▶ [WHAT YOU WILL DO] Locate the string "DELAY" in the listing below. Copy every line where it is found.

▶ [DATA RECORDS]
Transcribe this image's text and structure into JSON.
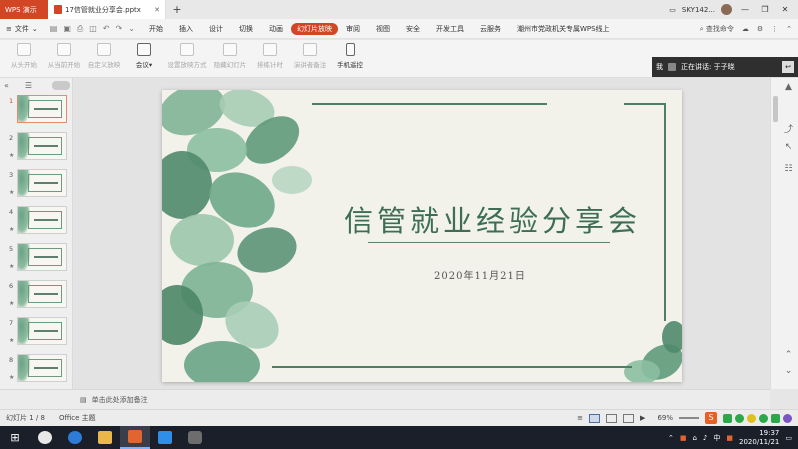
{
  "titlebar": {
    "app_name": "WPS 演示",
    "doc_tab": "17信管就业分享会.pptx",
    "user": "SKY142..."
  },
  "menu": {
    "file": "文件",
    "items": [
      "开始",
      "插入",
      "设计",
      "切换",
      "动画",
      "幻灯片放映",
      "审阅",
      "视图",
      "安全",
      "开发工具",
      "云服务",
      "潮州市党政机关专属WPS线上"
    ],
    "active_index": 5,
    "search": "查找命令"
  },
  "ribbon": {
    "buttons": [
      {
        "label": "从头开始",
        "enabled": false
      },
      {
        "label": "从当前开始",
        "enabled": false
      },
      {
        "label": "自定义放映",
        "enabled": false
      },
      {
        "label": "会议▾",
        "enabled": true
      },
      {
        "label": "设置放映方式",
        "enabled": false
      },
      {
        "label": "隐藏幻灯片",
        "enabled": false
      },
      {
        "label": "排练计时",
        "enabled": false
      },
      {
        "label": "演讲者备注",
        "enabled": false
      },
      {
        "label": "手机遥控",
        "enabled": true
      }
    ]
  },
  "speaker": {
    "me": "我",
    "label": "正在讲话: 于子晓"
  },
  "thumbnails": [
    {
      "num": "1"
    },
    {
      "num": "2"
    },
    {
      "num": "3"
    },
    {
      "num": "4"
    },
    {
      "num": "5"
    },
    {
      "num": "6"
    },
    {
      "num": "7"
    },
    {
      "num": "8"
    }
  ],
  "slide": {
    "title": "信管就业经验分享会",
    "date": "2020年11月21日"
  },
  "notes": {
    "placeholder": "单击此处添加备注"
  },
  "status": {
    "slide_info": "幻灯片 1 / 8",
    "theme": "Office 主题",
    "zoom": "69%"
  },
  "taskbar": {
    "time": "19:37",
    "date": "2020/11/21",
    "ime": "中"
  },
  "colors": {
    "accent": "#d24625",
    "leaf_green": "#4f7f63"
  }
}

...

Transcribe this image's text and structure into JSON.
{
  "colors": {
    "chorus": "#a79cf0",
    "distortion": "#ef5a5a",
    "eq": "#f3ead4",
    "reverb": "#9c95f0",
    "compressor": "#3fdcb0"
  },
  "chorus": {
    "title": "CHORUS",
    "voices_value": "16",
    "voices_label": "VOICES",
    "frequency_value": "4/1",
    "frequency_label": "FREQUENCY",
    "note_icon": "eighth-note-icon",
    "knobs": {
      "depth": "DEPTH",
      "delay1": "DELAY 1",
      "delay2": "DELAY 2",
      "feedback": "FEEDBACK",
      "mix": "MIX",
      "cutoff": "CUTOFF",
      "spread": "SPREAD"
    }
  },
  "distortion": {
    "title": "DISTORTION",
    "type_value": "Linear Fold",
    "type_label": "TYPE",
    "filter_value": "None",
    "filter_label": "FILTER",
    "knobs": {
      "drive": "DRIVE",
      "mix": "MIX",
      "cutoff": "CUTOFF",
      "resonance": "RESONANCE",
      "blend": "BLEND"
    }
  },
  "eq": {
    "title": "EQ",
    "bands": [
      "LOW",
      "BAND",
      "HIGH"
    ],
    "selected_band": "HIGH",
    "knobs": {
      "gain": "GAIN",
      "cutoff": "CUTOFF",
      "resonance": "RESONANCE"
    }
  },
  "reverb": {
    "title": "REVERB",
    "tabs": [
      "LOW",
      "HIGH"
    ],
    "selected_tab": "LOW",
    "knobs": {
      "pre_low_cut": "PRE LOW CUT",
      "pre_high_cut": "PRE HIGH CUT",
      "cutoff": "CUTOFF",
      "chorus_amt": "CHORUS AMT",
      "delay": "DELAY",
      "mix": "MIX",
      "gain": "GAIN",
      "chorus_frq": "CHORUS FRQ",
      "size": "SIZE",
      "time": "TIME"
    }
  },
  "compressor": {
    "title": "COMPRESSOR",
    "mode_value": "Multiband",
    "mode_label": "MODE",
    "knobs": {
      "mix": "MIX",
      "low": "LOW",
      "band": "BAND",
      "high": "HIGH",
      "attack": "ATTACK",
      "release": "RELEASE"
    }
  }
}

▶ [EXERCISE OUTPUT]
      "delay1": "DELAY 1",
      "delay2": "DELAY 2",
      "delay": "DELAY",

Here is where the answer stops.